Nigeria asks Google to restrict specific groups from using its products
Politics Technology

Nigeria asks Google to restrict specific groups from using its products

Last week, Lai Mohammed, Nigeria’s information minister, told Google executives in Abuja that certain groups, some of which the government had declared illegal, should no longer be allowed to use Google platforms. He maintained that some of these groups had been designated as terrorists, putting national security at risk.

“Channels and e-mails containing the names of banned groups and their affiliates should not be allowed on Google platforms,” Mohammed stated.

Notably, the Nigerian government has been on an ambitious mission to control the country’s technology-enabled social conversations in recent years. Before the Twitter ban, an attempted social media bill sought to give the Nigerian government control over all social media conversations. Citizens and corporate organizations were outraged by the bill, officially known as the ‘Protection from Internet Falsehood and Manipulation and for Other Related Matters Bill 2019’.

Again, in July 2022, the Nigerian government used the National Information Technology Development Agency to launch another regulatory spear (NITDA). Nigerians were again disappointed when the agency released a draft of a “code of practice” to regulate online conversations.

This time, however, it appears that Nigeria’s attempt to regulate Google is more focused on the online activities of the Indigenous People of Biafra (IPOB). The federal government has labeled the group, which is advocating for the secession of Nigeria’s south-east, as “terrorists.”

According to the minister, the government was particularly interested in limiting IPOB’s online activity, claiming that the regulatory attempt arose from a desire to protect internet users from the negative effects of social media, particularly as the 2023 presidential election approaches.

Google responded to the minister’s demands through its Sub-Saharan African director for government affairs and public policy, Charles Murito, by claiming that the company already has measures to address the government’s concerns.

Google, however, did not say whether it would block the groups named by Mohammed. Instead, it expressed sympathy for the government’s concerns, stating that Google platforms should not be used for harmful purposes.
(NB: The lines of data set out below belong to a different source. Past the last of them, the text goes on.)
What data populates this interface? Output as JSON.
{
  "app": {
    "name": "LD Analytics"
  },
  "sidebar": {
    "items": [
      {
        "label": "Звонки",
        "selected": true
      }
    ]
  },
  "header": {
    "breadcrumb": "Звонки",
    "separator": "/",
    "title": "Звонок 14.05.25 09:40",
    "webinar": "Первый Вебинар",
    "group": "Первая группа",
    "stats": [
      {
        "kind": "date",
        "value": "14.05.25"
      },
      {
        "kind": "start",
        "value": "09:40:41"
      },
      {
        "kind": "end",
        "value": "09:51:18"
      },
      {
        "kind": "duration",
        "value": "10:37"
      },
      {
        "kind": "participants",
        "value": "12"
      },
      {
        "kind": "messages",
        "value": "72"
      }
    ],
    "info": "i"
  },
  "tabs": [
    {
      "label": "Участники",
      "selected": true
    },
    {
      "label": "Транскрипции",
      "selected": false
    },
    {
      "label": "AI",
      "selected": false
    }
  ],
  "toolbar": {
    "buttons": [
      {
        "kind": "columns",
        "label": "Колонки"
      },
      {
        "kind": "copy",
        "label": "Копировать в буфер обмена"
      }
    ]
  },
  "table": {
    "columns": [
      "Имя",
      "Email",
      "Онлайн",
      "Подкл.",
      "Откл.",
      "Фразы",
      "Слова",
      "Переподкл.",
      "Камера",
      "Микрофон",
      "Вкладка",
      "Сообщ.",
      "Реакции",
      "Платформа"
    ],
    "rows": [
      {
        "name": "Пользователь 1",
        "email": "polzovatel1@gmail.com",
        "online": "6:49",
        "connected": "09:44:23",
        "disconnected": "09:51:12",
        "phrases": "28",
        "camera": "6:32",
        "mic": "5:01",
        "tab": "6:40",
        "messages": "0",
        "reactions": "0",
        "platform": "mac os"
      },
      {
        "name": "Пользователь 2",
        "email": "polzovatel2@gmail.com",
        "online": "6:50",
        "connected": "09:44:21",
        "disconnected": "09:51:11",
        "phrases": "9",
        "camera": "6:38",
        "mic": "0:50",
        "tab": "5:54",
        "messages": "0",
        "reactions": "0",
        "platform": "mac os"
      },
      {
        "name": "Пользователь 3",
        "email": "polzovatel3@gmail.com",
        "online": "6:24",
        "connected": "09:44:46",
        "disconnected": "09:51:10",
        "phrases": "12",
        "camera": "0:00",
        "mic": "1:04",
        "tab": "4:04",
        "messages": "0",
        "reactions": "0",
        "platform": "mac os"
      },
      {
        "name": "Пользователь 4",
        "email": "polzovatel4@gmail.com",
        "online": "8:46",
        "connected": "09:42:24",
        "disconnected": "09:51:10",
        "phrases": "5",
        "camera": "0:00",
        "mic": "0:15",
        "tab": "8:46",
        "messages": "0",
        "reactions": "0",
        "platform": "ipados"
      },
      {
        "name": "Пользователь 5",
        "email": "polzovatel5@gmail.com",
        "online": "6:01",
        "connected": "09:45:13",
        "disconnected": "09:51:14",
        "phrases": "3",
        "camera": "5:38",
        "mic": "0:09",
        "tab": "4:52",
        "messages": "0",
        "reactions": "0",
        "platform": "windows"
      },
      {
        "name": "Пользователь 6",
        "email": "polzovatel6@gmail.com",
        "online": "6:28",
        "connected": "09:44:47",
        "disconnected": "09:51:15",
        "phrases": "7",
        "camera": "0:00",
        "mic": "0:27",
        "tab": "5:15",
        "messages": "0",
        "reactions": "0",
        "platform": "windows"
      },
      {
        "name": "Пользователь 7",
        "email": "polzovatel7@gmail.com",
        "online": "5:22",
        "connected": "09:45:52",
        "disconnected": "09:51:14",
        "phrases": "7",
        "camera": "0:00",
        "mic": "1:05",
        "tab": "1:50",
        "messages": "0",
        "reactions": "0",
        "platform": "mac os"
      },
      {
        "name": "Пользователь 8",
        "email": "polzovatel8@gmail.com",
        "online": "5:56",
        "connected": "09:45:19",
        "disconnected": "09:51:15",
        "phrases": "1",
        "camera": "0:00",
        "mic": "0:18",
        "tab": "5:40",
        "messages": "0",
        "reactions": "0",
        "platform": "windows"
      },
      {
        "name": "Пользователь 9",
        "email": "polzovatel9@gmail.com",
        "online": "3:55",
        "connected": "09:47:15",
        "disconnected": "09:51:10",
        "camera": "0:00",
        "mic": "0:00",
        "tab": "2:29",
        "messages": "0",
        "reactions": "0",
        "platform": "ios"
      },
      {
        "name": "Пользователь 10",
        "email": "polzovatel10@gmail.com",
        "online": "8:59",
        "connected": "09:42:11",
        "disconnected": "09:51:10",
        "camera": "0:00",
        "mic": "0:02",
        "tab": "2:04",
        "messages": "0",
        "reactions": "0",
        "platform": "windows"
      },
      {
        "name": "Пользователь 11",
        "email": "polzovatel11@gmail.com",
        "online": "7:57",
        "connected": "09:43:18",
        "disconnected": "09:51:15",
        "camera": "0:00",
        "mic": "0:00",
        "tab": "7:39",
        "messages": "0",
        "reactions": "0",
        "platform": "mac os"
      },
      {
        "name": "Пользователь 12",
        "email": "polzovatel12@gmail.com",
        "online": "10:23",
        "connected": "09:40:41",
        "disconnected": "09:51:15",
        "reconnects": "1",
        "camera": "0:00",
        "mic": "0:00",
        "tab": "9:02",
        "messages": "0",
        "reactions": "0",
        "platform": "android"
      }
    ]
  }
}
“We share the same goals and objectives,” Murito said in a post. “We do not want our platform to be used for ill purposes.”

Leave feedback about this

  • Quality
  • Price
  • Service


Add Field


Add Field
Choose Image
Choose Video